Lady Isabelle looked at the girl sleeping before the fire. “I hope so, my lord. Poor child, she gave no indication that she was even aware of our presence while we bathed and dressed her. My heart broke a thousand times over.”
Tristram rose to his feet. “I will help as I can, my lady, but now must take my leave. King Charles of Navarre assembles an army at Beauvais to crush the rebels and has requested that I join him with half my men.”
“Take care, Husband.”
“And you, my wife. Keep the gates barred at all times until I return.”
* * *
Three weeks later, Sir Tristram and his retinue returned.
“Good news, Husband?” asked Lady Isabelle as the husband dismounted in the courtyard.
“The rebellion has been crushed and the dissidents dispersed, my lady. But what news do you bear -what of our two strays?”
Lady Isabelle pointed towards the stables. Tristram was surprised to see Jehennette sitting with her back against a stable door, stroking the cat as it lay contentedly on her lap. “After you left, the cat slept with Jehennette. From that moment, they have been inseparable. Although Jehennette is yet to speak, she does acknowledge our words. And the cat? It seems we have a pet after all - she no longer attacks us.”

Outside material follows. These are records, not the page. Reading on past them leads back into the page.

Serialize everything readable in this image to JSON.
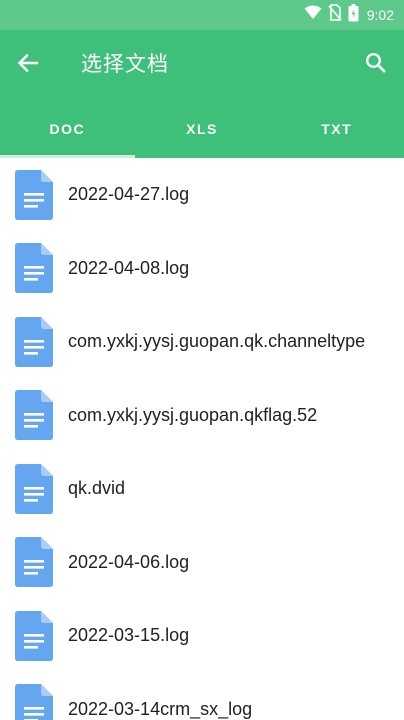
{
  "status_bar": {
    "time": "9:02",
    "icons": [
      "wifi-icon",
      "no-sim-icon",
      "battery-icon"
    ]
  },
  "toolbar": {
    "back_icon": "arrow-left-icon",
    "title": "选择文档",
    "search_icon": "search-icon"
  },
  "tabs": [
    {
      "label": "DOC",
      "selected": true
    },
    {
      "label": "XLS",
      "selected": false
    },
    {
      "label": "TXT",
      "selected": false
    }
  ],
  "files": [
    {
      "name": "2022-04-27.log",
      "icon": "document-icon"
    },
    {
      "name": "2022-04-08.log",
      "icon": "document-icon"
    },
    {
      "name": "com.yxkj.yysj.guopan.qk.channeltype",
      "icon": "document-icon"
    },
    {
      "name": "com.yxkj.yysj.guopan.qkflag.52",
      "icon": "document-icon"
    },
    {
      "name": "qk.dvid",
      "icon": "document-icon"
    },
    {
      "name": "2022-04-06.log",
      "icon": "document-icon"
    },
    {
      "name": "2022-03-15.log",
      "icon": "document-icon"
    },
    {
      "name": "2022-03-14crm_sx_log",
      "icon": "document-icon"
    }
  ],
  "colors": {
    "toolbar": "#3fc07a",
    "status_bar": "#5ec98b",
    "doc_icon": "#64a6f0",
    "doc_icon_fold": "#a9cdf7"
  }
}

Tristram made his way quietly over to the girl and feline and knelt beside them. Jehennette continued petting the cat, but did not look up.
“I rescued the cat from a storm too, you know, much like I did you,” said Tristram.
“Then we are both strays,” the girl said softly. Edine purred blissfully.
Tristram scratched the cat’s chin as waves of relief fled through him - she spoke to him! “She was a stray, and driven almost feral by her ordeal. And though she could have left at any time she chose to stay and became part of our family.”
Jehennette sought out his eyes hesitantly.
“You, too, are welcome to stay. Our family has room for one more,” he said kindly.
Jehennette examined the cat’s yellow-green eyes. “She has found peace here. Perhaps I will too. I will stay.”
In 1358 AD, northern France was terrorized by a popular peasant revolt. Over one hundred castles and homes of the nobility were attacked, the inhabitants brutally slaughtered. A pretender for the throne, Charles the Bad of Navarre, crushed the revolt on June 10.